The Medicaid program in particular supports children, youth, and adults with autism and related conditions who have limited income and resources, and meet certain eligibility criteria. Because Medicaid is a State-based program, available care and services may vary from State to State, and according to age. In addition to physical health services, Medicaid programs provide strong support for community living through home and community-based services such as respite care and employment supports. A list of Medicaid “waiver” and demonstration programs, some that assist people with autism and related conditions, is available here.

CMS has also engaged in research on autism and related conditions services, publishing a 2010 environmental scan describing the evidence base on autism services, and a 2011 report that described autism services activity in nine states.

If You’re Concerned

If you think your child might have an ASD or you think there could be a problem with the way your child plays, learns, speaks, or acts, contact your child’s doctor, and share your concerns.

If you or the doctor is still concerned, ask the doctor for a referral to a specialist who can do a more in-depth evaluation of your child. Specialists who can do a more in-depth evaluation and make a diagnosis include:

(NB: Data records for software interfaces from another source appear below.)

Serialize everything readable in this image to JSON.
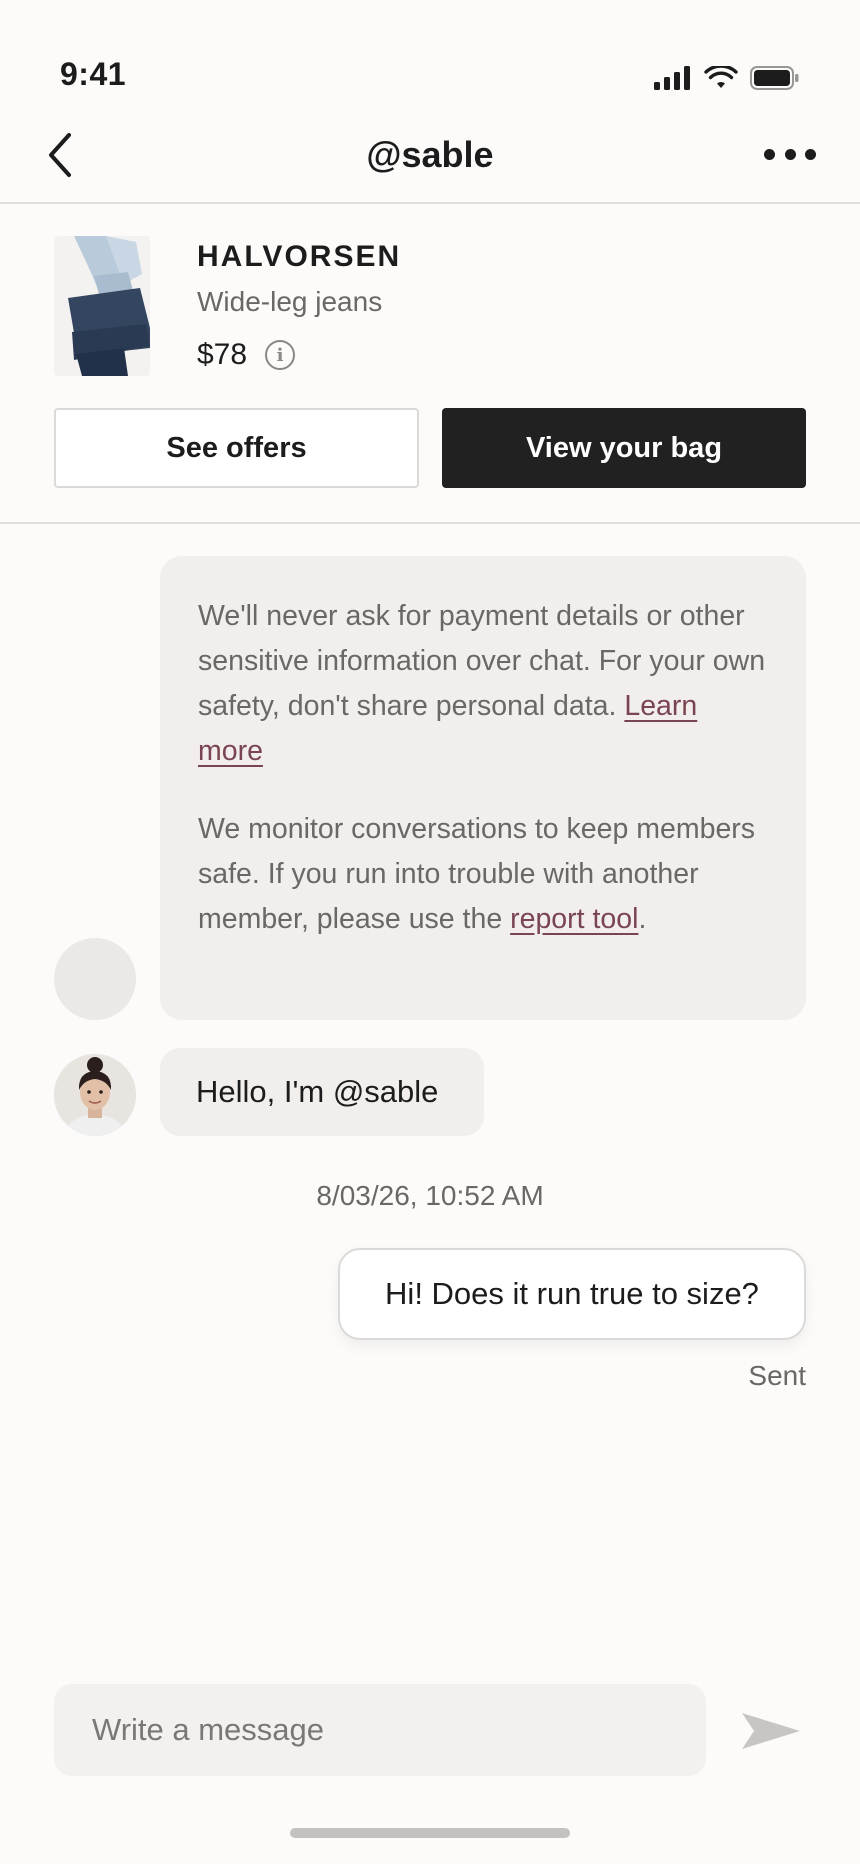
{
  "status_bar": {
    "time": "9:41",
    "icons": [
      "signal-icon",
      "wifi-icon",
      "battery-icon"
    ]
  },
  "nav": {
    "title": "@sable",
    "back_icon": "chevron-left-icon",
    "more_icon": "more-dots-icon"
  },
  "product": {
    "brand": "HALVORSEN",
    "name": "Wide-leg jeans",
    "price": "$78",
    "info_icon": "info-icon",
    "see_offers_label": "See offers",
    "view_bag_label": "View your bag"
  },
  "chat": {
    "notice": {
      "paragraph1_text": "We'll never ask for payment details or other sensitive information over chat. For your own safety, don't share personal data. ",
      "paragraph1_link": "Learn more",
      "paragraph2_text": "We monitor conversations to keep members safe. If you run into trouble with another member, please use the ",
      "paragraph2_link": "report tool",
      "paragraph2_end": "."
    },
    "incoming_message": "Hello, I'm @sable",
    "timestamp": "8/03/26, 10:52 AM",
    "outgoing_message": "Hi! Does it run true to size?",
    "outgoing_status": "Sent"
  },
  "composer": {
    "placeholder": "Write a message",
    "send_icon": "send-icon"
  },
  "colors": {
    "background": "#fcfbfa",
    "dark_button": "#222121",
    "bubble": "#f1eeec",
    "link": "#7a4552",
    "muted_text": "#6a6866"
  }
}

  • Developmental Pediatricians (doctors who have special training in child development and children with special needs)
  • Child Neurologists (doctors who work on the brain, spine, and nerves)
  • Child Psychologists or Psychiatrists (doctors who know about the human mind)

At the same time, call your state’s public early childhood system to request a free evaluation to find out if your child qualifies for intervention services. This is sometimes called a Child Find evaluation. You do not need to wait for a doctor’s referral or a medical diagnosis to make this call.

Where to call for a free evaluation from the state depends on your child’s age:

  • If your child is not yet 3 years old, contact your local early intervention system.
  • You can find the right contact information for your state by calling the Early Childhood Technical Assistance Center (ECTA) at 919-962-2001.
  • Or visit the ECTA website.

Learn more about early intervention »

  • If your child is 3 years old or older, contact your local public school system.
  • Even if your child is not yet old enough for kindergarten or enrolled in a public school, call your local elementary school or board of education and ask to speak with someone who can help you have your child evaluated.
  • If you’re not sure who to contact, call the Early Childhood Technical Assistance Center (ECTA) at 919-962-2001.
  • Or visit the ECTA website.

Learn more about this process »

Research shows that early intervention services can greatly improve a child’s development.[2],[3] In order to make sure your child reaches his or her full potential, it is very important to get help for an ASD as soon as possible.

 

 


 [D1]SOURCE: http://www.cdc.gov/ncbddd/autism/facts.html


Content last reviewed on March 27, 2014